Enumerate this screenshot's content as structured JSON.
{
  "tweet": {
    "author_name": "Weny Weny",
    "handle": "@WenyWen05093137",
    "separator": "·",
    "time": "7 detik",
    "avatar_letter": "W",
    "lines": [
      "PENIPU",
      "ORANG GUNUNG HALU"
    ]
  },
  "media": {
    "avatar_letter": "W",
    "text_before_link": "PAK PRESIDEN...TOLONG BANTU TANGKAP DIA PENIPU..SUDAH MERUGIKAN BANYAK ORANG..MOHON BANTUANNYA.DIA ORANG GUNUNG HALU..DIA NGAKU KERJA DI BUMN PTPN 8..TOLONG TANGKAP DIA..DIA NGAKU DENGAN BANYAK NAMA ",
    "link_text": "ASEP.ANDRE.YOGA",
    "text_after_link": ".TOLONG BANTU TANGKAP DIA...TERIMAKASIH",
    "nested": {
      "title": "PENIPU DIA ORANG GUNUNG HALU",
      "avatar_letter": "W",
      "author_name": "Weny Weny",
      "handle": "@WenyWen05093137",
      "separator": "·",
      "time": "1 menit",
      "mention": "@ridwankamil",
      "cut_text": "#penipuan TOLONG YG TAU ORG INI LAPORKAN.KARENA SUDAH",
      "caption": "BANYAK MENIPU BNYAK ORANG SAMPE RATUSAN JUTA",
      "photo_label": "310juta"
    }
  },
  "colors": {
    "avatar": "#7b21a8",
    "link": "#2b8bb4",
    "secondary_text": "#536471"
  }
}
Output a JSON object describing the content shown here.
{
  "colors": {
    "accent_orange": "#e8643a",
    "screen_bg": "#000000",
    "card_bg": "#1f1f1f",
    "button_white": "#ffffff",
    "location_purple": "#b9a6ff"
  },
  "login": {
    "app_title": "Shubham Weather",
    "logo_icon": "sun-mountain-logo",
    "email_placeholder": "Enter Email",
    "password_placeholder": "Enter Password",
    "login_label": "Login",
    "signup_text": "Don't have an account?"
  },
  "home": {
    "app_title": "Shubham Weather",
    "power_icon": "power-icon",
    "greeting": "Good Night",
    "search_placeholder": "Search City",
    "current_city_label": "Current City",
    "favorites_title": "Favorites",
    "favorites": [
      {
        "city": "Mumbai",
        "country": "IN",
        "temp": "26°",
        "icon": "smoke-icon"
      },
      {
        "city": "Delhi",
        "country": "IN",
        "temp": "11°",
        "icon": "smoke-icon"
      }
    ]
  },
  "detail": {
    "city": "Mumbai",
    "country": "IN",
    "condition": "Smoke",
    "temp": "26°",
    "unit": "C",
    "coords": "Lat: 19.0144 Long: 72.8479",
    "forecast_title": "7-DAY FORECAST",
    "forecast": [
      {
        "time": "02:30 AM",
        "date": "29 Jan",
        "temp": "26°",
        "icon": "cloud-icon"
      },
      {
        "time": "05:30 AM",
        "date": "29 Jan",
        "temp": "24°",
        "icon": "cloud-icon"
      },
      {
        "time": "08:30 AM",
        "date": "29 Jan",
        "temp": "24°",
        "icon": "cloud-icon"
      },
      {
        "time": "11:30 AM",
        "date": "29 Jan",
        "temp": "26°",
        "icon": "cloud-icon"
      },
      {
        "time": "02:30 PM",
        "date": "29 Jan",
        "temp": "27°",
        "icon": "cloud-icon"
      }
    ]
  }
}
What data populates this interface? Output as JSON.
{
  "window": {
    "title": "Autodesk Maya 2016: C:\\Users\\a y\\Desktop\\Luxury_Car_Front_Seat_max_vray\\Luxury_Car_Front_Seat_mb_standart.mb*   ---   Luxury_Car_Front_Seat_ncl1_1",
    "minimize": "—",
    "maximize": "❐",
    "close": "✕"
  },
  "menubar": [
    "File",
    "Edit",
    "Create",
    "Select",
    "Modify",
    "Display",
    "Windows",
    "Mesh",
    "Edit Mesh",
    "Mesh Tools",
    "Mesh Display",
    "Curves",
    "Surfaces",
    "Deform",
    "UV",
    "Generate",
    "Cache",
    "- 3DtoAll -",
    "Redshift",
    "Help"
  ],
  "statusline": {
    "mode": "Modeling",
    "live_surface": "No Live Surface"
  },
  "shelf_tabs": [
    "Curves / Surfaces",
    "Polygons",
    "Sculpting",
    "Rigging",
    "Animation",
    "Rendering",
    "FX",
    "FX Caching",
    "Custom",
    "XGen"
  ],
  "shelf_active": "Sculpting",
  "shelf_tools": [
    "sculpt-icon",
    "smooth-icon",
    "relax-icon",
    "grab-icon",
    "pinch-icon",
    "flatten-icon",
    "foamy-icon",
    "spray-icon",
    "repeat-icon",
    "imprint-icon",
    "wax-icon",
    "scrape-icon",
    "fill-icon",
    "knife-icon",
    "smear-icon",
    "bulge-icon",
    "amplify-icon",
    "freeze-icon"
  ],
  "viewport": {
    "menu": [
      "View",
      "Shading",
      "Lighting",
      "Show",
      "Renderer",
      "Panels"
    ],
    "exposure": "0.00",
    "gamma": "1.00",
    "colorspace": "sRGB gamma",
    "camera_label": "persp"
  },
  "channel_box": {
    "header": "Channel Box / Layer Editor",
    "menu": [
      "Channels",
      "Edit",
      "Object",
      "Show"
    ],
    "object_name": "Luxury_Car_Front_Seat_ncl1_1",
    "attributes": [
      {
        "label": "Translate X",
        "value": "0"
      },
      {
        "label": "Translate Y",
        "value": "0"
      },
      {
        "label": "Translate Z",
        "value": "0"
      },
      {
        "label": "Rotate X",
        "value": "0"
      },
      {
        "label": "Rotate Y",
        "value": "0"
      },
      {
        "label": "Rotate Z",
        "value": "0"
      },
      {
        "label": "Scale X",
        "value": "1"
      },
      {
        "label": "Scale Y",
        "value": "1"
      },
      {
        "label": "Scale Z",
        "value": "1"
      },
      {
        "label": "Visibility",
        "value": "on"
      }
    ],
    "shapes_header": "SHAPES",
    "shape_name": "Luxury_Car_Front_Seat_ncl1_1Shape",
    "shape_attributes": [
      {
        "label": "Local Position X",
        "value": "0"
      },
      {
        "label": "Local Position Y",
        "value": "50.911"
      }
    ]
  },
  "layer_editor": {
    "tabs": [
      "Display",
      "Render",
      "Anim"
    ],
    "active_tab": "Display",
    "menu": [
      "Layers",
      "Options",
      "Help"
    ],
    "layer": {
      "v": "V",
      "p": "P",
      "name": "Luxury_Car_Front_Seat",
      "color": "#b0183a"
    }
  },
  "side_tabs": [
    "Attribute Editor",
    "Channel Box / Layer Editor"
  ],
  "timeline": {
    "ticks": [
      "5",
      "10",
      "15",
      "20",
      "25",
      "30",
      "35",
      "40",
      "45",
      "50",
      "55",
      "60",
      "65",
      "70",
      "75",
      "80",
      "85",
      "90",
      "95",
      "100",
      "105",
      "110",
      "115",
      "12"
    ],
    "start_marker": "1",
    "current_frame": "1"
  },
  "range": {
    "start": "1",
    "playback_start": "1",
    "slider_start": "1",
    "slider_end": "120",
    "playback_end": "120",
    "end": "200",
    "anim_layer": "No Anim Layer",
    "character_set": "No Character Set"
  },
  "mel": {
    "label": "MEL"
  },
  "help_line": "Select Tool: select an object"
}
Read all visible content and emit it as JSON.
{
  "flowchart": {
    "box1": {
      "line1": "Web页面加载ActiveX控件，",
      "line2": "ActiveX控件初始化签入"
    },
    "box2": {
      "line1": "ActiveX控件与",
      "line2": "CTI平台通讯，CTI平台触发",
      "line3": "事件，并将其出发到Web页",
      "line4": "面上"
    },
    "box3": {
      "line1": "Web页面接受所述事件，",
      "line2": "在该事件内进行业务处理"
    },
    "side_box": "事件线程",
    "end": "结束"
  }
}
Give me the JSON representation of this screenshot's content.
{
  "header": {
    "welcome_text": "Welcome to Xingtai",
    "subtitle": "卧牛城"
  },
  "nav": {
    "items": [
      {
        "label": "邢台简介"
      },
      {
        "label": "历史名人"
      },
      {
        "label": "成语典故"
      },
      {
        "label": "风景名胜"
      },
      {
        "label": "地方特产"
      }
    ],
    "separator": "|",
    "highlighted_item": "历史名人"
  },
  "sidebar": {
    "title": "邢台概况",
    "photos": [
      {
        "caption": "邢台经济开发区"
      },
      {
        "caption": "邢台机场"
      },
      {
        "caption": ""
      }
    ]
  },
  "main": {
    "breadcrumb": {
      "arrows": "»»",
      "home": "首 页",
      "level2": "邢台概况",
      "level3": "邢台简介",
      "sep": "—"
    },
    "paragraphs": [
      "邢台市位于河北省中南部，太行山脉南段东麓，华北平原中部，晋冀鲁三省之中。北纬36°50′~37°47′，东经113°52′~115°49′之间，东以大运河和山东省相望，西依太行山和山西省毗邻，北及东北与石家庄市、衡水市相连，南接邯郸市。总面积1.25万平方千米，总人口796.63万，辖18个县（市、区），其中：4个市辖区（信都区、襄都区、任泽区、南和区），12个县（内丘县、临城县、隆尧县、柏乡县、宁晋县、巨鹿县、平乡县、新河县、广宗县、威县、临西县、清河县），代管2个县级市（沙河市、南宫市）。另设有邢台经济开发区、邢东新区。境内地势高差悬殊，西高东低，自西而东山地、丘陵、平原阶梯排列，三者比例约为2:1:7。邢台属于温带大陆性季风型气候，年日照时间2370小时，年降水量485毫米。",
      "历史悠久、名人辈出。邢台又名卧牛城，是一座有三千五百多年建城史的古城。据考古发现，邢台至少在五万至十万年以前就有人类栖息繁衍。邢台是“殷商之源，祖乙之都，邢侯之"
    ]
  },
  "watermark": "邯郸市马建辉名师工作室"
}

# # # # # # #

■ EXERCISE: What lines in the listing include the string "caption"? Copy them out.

■ RESULT OF THIS EXERCISE:
      "caption": "BANYAK MENIPU BNYAK ORANG SAMPE RATUSAN JUTA",
        "caption": "邢台经济开发区"
        "caption": "邢台机场"
        "caption": ""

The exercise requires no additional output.